The records below are to be quoted in full; please keep every word exact.
--
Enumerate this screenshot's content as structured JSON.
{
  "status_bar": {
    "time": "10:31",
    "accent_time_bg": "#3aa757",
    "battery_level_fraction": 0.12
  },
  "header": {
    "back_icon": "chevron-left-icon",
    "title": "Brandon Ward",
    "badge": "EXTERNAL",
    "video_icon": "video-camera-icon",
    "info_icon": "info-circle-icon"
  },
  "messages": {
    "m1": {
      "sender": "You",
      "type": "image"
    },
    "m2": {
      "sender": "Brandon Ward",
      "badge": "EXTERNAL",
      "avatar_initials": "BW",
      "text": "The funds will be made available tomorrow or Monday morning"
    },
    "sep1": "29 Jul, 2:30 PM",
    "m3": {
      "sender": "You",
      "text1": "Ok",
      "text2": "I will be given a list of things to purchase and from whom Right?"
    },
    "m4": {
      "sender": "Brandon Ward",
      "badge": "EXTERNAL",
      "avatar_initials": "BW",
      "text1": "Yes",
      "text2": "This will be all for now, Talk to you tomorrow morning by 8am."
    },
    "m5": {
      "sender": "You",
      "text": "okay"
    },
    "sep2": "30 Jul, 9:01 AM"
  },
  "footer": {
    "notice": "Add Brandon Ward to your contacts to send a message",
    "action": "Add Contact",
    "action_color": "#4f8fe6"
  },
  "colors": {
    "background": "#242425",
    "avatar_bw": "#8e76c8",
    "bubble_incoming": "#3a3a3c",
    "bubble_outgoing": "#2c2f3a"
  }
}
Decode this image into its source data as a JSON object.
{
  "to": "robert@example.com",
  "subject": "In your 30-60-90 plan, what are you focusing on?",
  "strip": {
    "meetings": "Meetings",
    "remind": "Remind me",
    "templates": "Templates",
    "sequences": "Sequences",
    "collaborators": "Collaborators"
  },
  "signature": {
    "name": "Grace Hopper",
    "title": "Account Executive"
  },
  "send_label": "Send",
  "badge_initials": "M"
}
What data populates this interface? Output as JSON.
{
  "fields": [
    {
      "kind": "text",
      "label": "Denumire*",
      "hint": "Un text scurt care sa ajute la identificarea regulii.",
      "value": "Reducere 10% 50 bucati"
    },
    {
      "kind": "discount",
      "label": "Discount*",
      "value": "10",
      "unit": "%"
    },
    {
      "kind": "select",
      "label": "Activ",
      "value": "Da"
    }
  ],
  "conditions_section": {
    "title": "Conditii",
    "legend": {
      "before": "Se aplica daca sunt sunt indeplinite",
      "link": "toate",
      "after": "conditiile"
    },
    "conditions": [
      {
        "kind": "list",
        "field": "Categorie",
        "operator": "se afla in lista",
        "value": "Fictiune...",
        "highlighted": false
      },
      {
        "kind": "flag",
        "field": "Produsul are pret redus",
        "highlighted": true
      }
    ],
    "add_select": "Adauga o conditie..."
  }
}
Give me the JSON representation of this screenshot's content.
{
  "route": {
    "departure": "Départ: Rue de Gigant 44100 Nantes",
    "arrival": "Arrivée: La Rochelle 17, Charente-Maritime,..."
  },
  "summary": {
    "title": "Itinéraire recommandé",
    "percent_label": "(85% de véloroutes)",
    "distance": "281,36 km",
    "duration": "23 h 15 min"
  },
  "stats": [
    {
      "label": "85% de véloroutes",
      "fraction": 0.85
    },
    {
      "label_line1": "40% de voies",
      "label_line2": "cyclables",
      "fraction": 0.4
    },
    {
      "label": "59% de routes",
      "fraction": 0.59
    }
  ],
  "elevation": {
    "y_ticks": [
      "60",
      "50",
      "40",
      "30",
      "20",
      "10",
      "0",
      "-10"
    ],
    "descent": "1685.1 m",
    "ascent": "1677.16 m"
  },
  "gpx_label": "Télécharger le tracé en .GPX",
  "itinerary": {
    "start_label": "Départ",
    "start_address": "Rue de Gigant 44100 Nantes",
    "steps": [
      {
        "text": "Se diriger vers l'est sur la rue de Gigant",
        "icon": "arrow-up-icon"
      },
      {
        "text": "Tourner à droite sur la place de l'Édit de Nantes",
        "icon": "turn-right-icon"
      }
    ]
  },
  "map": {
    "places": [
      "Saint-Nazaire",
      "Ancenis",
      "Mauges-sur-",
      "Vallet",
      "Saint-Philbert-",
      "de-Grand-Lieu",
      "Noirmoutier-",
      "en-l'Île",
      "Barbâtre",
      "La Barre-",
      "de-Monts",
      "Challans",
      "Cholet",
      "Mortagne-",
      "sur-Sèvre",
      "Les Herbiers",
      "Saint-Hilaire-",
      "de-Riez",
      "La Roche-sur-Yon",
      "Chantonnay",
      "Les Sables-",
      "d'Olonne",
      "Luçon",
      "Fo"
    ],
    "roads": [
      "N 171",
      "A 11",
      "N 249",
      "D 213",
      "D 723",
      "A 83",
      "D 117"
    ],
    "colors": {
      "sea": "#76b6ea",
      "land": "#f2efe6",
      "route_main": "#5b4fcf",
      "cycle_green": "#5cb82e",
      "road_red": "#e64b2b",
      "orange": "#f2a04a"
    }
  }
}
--
Problem solution →
Enumerate this screenshot's content as structured JSON.
{
  "status_bar": {
    "time": "10:31",
    "accent_time_bg": "#3aa757",
    "battery_level_fraction": 0.12
  },
  "header": {
    "back_icon": "chevron-left-icon",
    "title": "Brandon Ward",
    "badge": "EXTERNAL",
    "video_icon": "video-camera-icon",
    "info_icon": "info-circle-icon"
  },
  "messages": {
    "m1": {
      "sender": "You",
      "type": "image"
    },
    "m2": {
      "sender": "Brandon Ward",
      "badge": "EXTERNAL",
      "avatar_initials": "BW",
      "text": "The funds will be made available tomorrow or Monday morning"
    },
    "sep1": "29 Jul, 2:30 PM",
    "m3": {
      "sender": "You",
      "text1": "Ok",
      "text2": "I will be given a list of things to purchase and from whom Right?"
    },
    "m4": {
      "sender": "Brandon Ward",
      "badge": "EXTERNAL",
      "avatar_initials": "BW",
      "text1": "Yes",
      "text2": "This will be all for now, Talk to you tomorrow morning by 8am."
    },
    "m5": {
      "sender": "You",
      "text": "okay"
    },
    "sep2": "30 Jul, 9:01 AM"
  },
  "footer": {
    "notice": "Add Brandon Ward to your contacts to send a message",
    "action": "Add Contact",
    "action_color": "#4f8fe6"
  },
  "colors": {
    "background": "#242425",
    "avatar_bw": "#8e76c8",
    "bubble_incoming": "#3a3a3c",
    "bubble_outgoing": "#2c2f3a"
  }
}
Decode this image into its source data as a JSON object.
{
  "to": "robert@example.com",
  "subject": "In your 30-60-90 plan, what are you focusing on?",
  "strip": {
    "meetings": "Meetings",
    "remind": "Remind me",
    "templates": "Templates",
    "sequences": "Sequences",
    "collaborators": "Collaborators"
  },
  "signature": {
    "name": "Grace Hopper",
    "title": "Account Executive"
  },
  "send_label": "Send",
  "badge_initials": "M"
}
What data populates this interface? Output as JSON.
{
  "fields": [
    {
      "kind": "text",
      "label": "Denumire*",
      "hint": "Un text scurt care sa ajute la identificarea regulii.",
      "value": "Reducere 10% 50 bucati"
    },
    {
      "kind": "discount",
      "label": "Discount*",
      "value": "10",
      "unit": "%"
    },
    {
      "kind": "select",
      "label": "Activ",
      "value": "Da"
    }
  ],
  "conditions_section": {
    "title": "Conditii",
    "legend": {
      "before": "Se aplica daca sunt sunt indeplinite",
      "link": "toate",
      "after": "conditiile"
    },
    "conditions": [
      {
        "kind": "list",
        "field": "Categorie",
        "operator": "se afla in lista",
        "value": "Fictiune...",
        "highlighted": false
      },
      {
        "kind": "flag",
        "field": "Produsul are pret redus",
        "highlighted": true
      }
    ],
    "add_select": "Adauga o conditie..."
  }
}
Give me the JSON representation of this screenshot's content.
{
  "route": {
    "departure": "Départ: Rue de Gigant 44100 Nantes",
    "arrival": "Arrivée: La Rochelle 17, Charente-Maritime,..."
  },
  "summary": {
    "title": "Itinéraire recommandé",
    "percent_label": "(85% de véloroutes)",
    "distance": "281,36 km",
    "duration": "23 h 15 min"
  },
  "stats": [
    {
      "label": "85% de véloroutes",
      "fraction": 0.85
    },
    {
      "label_line1": "40% de voies",
      "label_line2": "cyclables",
      "fraction": 0.4
    },
    {
      "label": "59% de routes",
      "fraction": 0.59
    }
  ],
  "elevation": {
    "y_ticks": [
      "60",
      "50",
      "40",
      "30",
      "20",
      "10",
      "0",
      "-10"
    ],
    "descent": "1685.1 m",
    "ascent": "1677.16 m"
  },
  "gpx_label": "Télécharger le tracé en .GPX",
  "itinerary": {
    "start_label": "Départ",
    "start_address": "Rue de Gigant 44100 Nantes",
    "steps": [
      {
        "text": "Se diriger vers l'est sur la rue de Gigant",
        "icon": "arrow-up-icon"
      },
      {
        "text": "Tourner à droite sur la place de l'Édit de Nantes",
        "icon": "turn-right-icon"
      }
    ]
  },
  "map": {
    "places": [
      "Saint-Nazaire",
      "Ancenis",
      "Mauges-sur-",
      "Vallet",
      "Saint-Philbert-",
      "de-Grand-Lieu",
      "Noirmoutier-",
      "en-l'Île",
      "Barbâtre",
      "La Barre-",
      "de-Monts",
      "Challans",
      "Cholet",
      "Mortagne-",
      "sur-Sèvre",
      "Les Herbiers",
      "Saint-Hilaire-",
      "de-Riez",
      "La Roche-sur-Yon",
      "Chantonnay",
      "Les Sables-",
      "d'Olonne",
      "Luçon",
      "Fo"
    ],
    "roads": [
      "N 171",
      "A 11",
      "N 249",
      "D 213",
      "D 723",
      "A 83",
      "D 117"
    ],
    "colors": {
      "sea": "#76b6ea",
      "land": "#f2efe6",
      "route_main": "#5b4fcf",
      "cycle_green": "#5cb82e",
      "road_red": "#e64b2b",
      "orange": "#f2a04a"
    }
  }
}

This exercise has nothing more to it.